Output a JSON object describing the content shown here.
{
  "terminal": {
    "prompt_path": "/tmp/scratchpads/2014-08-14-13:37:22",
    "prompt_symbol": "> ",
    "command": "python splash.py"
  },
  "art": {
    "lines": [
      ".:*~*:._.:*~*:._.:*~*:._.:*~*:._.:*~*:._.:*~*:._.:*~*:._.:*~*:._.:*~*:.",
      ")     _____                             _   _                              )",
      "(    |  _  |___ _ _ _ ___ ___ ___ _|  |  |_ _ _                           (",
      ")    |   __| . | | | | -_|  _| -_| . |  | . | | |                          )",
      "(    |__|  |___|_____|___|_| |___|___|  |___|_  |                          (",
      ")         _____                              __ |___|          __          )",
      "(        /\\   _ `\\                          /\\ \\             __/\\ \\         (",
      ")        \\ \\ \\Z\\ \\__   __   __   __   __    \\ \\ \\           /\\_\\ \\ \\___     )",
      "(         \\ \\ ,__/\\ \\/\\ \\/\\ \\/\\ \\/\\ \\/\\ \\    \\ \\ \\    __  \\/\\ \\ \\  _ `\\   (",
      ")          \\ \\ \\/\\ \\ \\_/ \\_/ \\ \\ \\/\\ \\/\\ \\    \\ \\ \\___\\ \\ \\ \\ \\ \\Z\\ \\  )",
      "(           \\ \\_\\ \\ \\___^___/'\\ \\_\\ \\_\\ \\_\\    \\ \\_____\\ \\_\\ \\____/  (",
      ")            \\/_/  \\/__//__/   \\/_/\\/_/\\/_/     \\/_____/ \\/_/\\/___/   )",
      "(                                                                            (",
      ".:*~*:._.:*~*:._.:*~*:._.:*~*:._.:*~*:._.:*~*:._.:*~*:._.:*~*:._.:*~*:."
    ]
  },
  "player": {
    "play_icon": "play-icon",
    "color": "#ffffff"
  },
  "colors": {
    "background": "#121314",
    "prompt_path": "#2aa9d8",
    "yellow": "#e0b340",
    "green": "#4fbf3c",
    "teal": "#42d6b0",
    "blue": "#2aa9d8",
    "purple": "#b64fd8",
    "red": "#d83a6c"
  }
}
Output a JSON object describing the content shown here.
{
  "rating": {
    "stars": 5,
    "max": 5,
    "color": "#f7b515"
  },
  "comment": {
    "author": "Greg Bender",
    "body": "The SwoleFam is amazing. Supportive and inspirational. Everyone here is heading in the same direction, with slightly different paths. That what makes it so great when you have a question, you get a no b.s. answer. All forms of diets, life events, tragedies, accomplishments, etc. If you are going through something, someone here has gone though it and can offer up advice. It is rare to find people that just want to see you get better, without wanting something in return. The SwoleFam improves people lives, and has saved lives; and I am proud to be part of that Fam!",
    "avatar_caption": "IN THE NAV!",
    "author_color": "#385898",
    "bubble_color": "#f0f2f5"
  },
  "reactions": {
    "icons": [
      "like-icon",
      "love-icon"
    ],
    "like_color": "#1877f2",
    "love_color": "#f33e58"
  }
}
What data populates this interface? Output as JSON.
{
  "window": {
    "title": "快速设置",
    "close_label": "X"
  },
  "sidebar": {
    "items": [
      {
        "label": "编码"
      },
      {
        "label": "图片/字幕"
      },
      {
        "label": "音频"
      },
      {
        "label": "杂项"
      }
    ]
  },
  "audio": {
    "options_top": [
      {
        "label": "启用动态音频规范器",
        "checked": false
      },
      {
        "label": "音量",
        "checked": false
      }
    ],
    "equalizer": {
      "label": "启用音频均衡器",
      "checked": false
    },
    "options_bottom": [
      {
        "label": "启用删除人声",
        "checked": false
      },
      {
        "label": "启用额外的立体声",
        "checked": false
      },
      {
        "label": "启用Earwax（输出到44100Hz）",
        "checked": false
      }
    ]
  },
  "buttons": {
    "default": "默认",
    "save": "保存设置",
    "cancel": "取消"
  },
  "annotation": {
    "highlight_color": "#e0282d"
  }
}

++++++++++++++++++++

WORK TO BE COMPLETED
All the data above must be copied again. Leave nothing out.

RESPONSE TO THIS TASK
Output a JSON object describing the content shown here.
{
  "terminal": {
    "prompt_path": "/tmp/scratchpads/2014-08-14-13:37:22",
    "prompt_symbol": "> ",
    "command": "python splash.py"
  },
  "art": {
    "lines": [
      ".:*~*:._.:*~*:._.:*~*:._.:*~*:._.:*~*:._.:*~*:._.:*~*:._.:*~*:._.:*~*:.",
      ")     _____                             _   _                              )",
      "(    |  _  |___ _ _ _ ___ ___ ___ _|  |  |_ _ _                           (",
      ")    |   __| . | | | | -_|  _| -_| . |  | . | | |                          )",
      "(    |__|  |___|_____|___|_| |___|___|  |___|_  |                          (",
      ")         _____                              __ |___|          __          )",
      "(        /\\   _ `\\                          /\\ \\             __/\\ \\         (",
      ")        \\ \\ \\Z\\ \\__   __   __   __   __    \\ \\ \\           /\\_\\ \\ \\___     )",
      "(         \\ \\ ,__/\\ \\/\\ \\/\\ \\/\\ \\/\\ \\/\\ \\    \\ \\ \\    __  \\/\\ \\ \\  _ `\\   (",
      ")          \\ \\ \\/\\ \\ \\_/ \\_/ \\ \\ \\/\\ \\/\\ \\    \\ \\ \\___\\ \\ \\ \\ \\ \\Z\\ \\  )",
      "(           \\ \\_\\ \\ \\___^___/'\\ \\_\\ \\_\\ \\_\\    \\ \\_____\\ \\_\\ \\____/  (",
      ")            \\/_/  \\/__//__/   \\/_/\\/_/\\/_/     \\/_____/ \\/_/\\/___/   )",
      "(                                                                            (",
      ".:*~*:._.:*~*:._.:*~*:._.:*~*:._.:*~*:._.:*~*:._.:*~*:._.:*~*:._.:*~*:."
    ]
  },
  "player": {
    "play_icon": "play-icon",
    "color": "#ffffff"
  },
  "colors": {
    "background": "#121314",
    "prompt_path": "#2aa9d8",
    "yellow": "#e0b340",
    "green": "#4fbf3c",
    "teal": "#42d6b0",
    "blue": "#2aa9d8",
    "purple": "#b64fd8",
    "red": "#d83a6c"
  }
}
Output a JSON object describing the content shown here.
{
  "rating": {
    "stars": 5,
    "max": 5,
    "color": "#f7b515"
  },
  "comment": {
    "author": "Greg Bender",
    "body": "The SwoleFam is amazing. Supportive and inspirational. Everyone here is heading in the same direction, with slightly different paths. That what makes it so great when you have a question, you get a no b.s. answer. All forms of diets, life events, tragedies, accomplishments, etc. If you are going through something, someone here has gone though it and can offer up advice. It is rare to find people that just want to see you get better, without wanting something in return. The SwoleFam improves people lives, and has saved lives; and I am proud to be part of that Fam!",
    "avatar_caption": "IN THE NAV!",
    "author_color": "#385898",
    "bubble_color": "#f0f2f5"
  },
  "reactions": {
    "icons": [
      "like-icon",
      "love-icon"
    ],
    "like_color": "#1877f2",
    "love_color": "#f33e58"
  }
}
What data populates this interface? Output as JSON.
{
  "window": {
    "title": "快速设置",
    "close_label": "X"
  },
  "sidebar": {
    "items": [
      {
        "label": "编码"
      },
      {
        "label": "图片/字幕"
      },
      {
        "label": "音频"
      },
      {
        "label": "杂项"
      }
    ]
  },
  "audio": {
    "options_top": [
      {
        "label": "启用动态音频规范器",
        "checked": false
      },
      {
        "label": "音量",
        "checked": false
      }
    ],
    "equalizer": {
      "label": "启用音频均衡器",
      "checked": false
    },
    "options_bottom": [
      {
        "label": "启用删除人声",
        "checked": false
      },
      {
        "label": "启用额外的立体声",
        "checked": false
      },
      {
        "label": "启用Earwax（输出到44100Hz）",
        "checked": false
      }
    ]
  },
  "buttons": {
    "default": "默认",
    "save": "保存设置",
    "cancel": "取消"
  },
  "annotation": {
    "highlight_color": "#e0282d"
  }
}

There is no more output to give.